§ **GOAL OF THE EXERCISE**
Go through the entries below. Copy each line in which "JSON" appears.

Content starts

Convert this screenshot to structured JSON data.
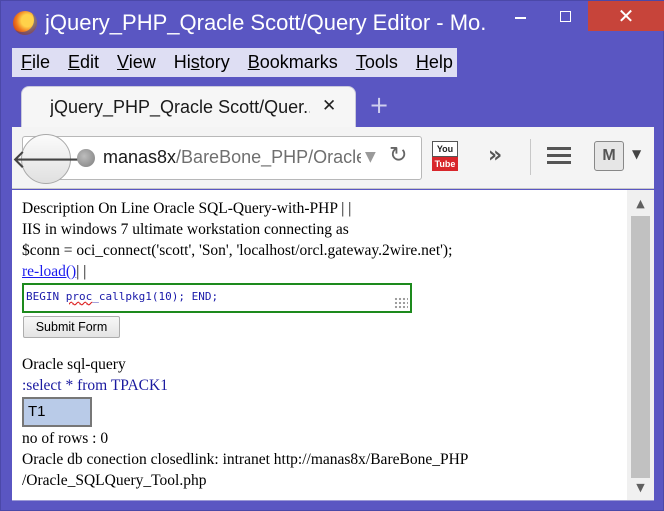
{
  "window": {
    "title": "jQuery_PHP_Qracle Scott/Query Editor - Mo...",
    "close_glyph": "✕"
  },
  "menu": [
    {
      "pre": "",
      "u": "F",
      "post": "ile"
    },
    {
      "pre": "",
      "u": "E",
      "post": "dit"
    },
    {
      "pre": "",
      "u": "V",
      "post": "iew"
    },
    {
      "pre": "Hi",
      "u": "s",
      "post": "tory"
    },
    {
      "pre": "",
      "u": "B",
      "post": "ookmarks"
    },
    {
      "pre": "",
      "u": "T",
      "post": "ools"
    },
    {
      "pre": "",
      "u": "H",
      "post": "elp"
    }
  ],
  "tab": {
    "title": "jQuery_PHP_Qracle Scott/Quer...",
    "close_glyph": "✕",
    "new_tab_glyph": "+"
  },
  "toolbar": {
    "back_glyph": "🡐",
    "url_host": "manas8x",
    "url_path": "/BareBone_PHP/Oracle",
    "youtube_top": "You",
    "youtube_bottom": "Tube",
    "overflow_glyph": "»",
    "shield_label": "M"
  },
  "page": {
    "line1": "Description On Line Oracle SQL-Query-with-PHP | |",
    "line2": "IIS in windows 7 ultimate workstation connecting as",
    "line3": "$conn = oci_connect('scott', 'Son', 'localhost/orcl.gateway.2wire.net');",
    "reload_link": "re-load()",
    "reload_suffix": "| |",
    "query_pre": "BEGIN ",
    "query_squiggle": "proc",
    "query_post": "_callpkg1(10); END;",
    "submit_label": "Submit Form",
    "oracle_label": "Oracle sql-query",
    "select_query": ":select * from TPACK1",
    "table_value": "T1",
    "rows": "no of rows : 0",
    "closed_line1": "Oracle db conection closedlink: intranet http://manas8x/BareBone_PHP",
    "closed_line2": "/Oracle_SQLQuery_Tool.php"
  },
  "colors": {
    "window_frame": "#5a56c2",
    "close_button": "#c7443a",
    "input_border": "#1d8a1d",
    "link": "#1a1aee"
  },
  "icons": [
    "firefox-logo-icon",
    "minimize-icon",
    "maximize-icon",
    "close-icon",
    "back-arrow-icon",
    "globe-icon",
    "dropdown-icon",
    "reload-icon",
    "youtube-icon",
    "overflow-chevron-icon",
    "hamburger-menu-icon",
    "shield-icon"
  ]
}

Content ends
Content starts

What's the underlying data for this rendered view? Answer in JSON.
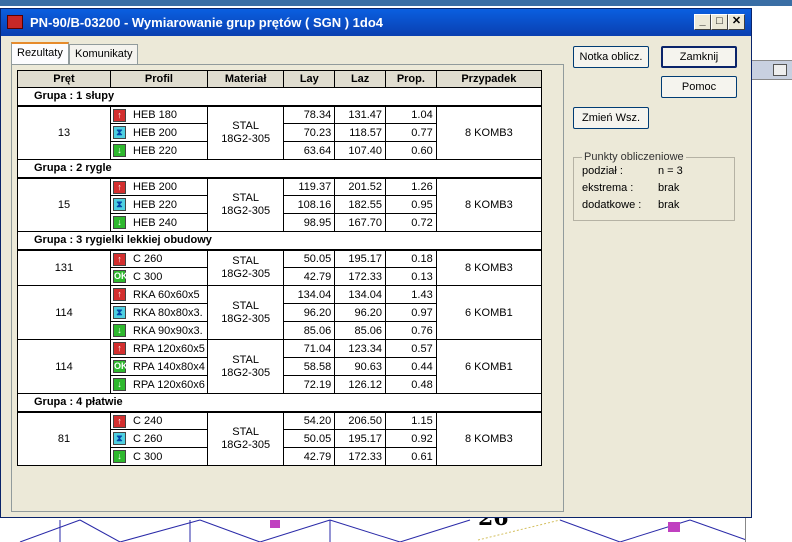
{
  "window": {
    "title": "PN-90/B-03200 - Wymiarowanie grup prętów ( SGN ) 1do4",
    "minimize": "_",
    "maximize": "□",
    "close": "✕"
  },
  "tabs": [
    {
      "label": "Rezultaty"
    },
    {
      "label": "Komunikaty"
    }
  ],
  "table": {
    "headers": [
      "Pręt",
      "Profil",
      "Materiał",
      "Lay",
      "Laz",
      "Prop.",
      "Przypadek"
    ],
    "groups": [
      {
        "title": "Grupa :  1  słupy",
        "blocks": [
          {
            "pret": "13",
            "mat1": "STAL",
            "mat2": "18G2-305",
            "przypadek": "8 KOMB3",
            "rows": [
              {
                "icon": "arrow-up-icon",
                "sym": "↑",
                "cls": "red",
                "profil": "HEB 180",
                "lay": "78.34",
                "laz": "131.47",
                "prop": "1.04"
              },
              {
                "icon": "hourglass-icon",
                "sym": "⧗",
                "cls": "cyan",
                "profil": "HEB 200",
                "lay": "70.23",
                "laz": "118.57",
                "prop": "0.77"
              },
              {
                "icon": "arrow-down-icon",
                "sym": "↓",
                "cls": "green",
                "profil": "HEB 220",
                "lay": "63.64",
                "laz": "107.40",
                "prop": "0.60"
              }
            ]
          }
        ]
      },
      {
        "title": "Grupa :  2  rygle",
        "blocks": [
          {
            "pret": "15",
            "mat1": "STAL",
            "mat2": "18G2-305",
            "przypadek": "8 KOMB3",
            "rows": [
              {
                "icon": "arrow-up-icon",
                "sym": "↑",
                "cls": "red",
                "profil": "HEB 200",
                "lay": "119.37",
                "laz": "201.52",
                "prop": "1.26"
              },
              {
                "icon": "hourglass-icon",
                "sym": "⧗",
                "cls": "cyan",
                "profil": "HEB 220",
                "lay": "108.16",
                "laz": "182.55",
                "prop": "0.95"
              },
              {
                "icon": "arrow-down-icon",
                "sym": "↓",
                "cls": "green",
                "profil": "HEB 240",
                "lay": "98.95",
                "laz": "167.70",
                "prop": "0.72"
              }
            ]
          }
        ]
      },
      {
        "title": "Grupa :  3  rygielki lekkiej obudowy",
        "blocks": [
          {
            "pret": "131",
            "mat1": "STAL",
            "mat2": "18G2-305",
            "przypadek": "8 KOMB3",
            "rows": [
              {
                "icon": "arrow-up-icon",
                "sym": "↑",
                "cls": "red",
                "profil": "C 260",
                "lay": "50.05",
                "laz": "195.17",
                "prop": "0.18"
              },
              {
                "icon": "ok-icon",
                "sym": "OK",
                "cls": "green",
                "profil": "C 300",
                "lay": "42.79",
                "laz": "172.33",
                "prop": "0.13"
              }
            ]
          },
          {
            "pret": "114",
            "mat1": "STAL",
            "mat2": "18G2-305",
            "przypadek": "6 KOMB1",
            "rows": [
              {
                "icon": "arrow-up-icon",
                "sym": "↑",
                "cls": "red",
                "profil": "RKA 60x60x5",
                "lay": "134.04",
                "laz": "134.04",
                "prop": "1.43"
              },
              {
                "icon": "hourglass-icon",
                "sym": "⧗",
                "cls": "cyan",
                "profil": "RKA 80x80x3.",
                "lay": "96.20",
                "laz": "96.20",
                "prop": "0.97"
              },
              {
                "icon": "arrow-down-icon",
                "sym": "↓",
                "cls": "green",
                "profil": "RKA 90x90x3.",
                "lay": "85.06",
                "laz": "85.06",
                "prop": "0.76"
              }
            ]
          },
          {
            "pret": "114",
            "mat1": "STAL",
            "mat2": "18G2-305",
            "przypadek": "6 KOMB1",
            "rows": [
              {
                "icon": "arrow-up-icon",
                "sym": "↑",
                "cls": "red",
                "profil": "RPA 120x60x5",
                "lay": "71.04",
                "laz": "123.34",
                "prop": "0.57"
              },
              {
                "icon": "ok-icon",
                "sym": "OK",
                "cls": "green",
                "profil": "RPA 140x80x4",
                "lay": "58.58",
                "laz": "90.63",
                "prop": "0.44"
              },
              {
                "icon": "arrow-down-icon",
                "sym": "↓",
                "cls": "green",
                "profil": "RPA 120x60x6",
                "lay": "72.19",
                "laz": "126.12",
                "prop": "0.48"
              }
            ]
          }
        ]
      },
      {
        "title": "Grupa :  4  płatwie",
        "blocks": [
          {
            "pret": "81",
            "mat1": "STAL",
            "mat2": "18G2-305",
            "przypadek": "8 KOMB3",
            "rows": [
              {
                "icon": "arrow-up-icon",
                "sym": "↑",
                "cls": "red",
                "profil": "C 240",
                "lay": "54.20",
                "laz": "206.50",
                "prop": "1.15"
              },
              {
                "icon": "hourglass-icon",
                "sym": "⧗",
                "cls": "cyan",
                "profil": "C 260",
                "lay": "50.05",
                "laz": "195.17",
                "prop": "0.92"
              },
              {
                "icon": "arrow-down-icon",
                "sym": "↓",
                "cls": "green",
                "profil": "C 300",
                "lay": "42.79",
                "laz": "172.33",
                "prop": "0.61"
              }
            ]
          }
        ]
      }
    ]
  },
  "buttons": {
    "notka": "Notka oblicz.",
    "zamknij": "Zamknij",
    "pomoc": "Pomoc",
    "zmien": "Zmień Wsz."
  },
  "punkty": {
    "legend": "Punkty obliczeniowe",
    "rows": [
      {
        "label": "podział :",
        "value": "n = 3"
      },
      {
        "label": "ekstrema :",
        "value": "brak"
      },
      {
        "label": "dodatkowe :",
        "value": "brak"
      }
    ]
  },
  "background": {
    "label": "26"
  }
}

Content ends

§ **WRITTEN RESPONSE**
Convert this screenshot to structured JSON data.
What's the underlying data for this rendered view? Answer in JSON.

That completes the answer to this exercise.